[Recorded data]
========

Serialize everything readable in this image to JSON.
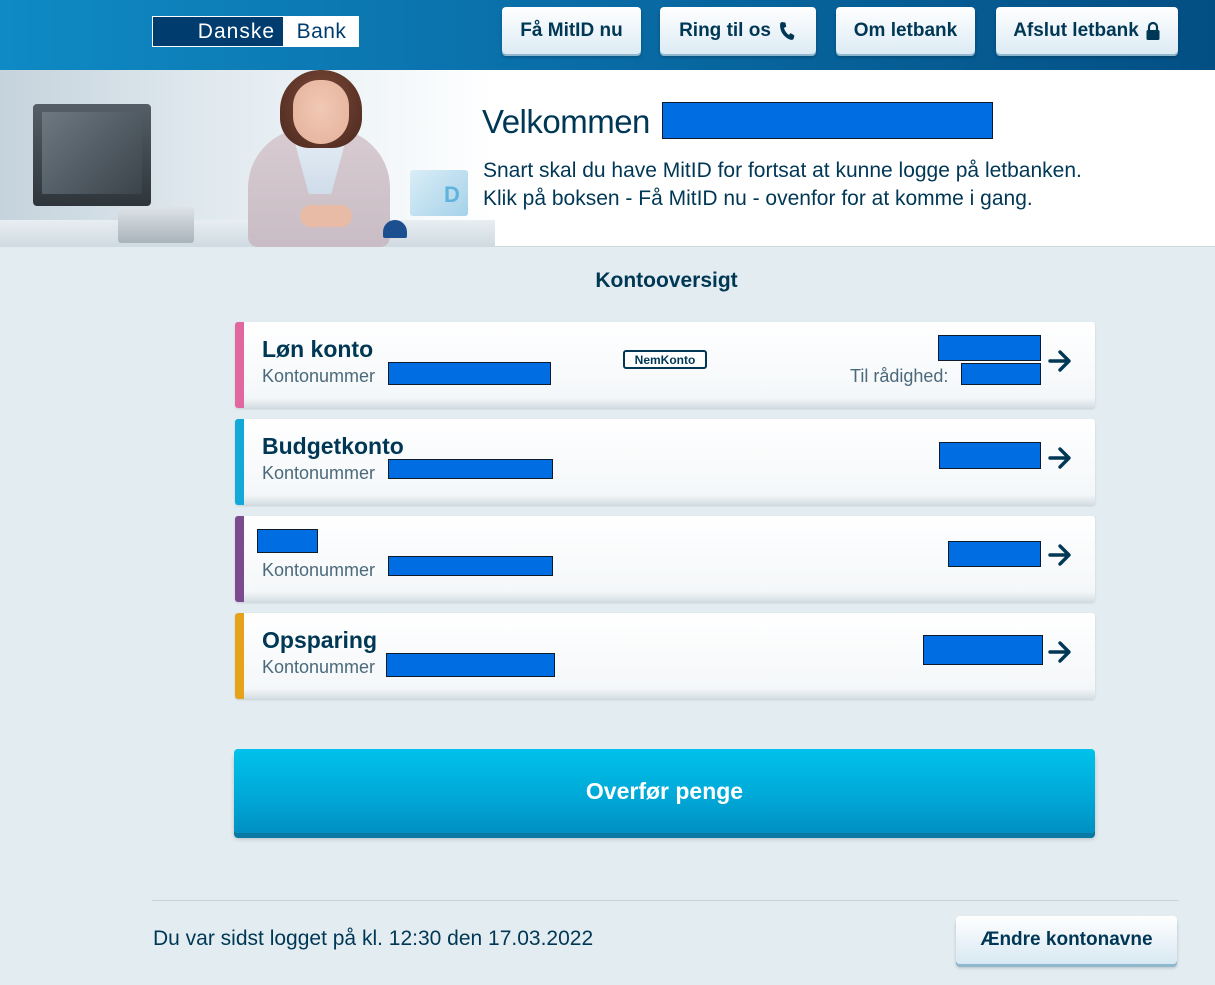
{
  "colors": {
    "brand": "#003c6e",
    "accent": "#00b2e3",
    "redaction": "#006de3",
    "account_pink": "#e0679f",
    "account_blue": "#12a8d8",
    "account_purple": "#7b4a8f",
    "account_orange": "#e6a21b"
  },
  "header": {
    "logo_left": "Danske",
    "logo_right": "Bank",
    "buttons": [
      {
        "label": "Få MitID nu",
        "icon": ""
      },
      {
        "label": "Ring til os",
        "icon": "phone-icon"
      },
      {
        "label": "Om letbank",
        "icon": ""
      },
      {
        "label": "Afslut letbank",
        "icon": "lock-icon"
      }
    ]
  },
  "hero": {
    "title": "Velkommen",
    "message_line1": "Snart skal du have MitID for fortsat at kunne logge på letbanken.",
    "message_line2": "Klik på boksen - Få MitID nu - ovenfor for at komme i gang.",
    "image_decor_letter": "D"
  },
  "overview": {
    "title": "Kontooversigt",
    "account_number_label": "Kontonummer",
    "available_label": "Til rådighed:",
    "nemkonto_badge": "NemKonto",
    "accounts": [
      {
        "name": "Løn konto"
      },
      {
        "name": "Budgetkonto"
      },
      {
        "name": ""
      },
      {
        "name": "Opsparing"
      }
    ]
  },
  "actions": {
    "transfer_label": "Overfør penge",
    "rename_label": "Ændre kontonavne"
  },
  "footer": {
    "last_login": "Du var sidst logget på kl. 12:30 den 17.03.2022"
  }
}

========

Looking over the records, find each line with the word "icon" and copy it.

        "icon": ""
        "icon": "phone-icon"
        "icon": ""
        "icon": "lock-icon"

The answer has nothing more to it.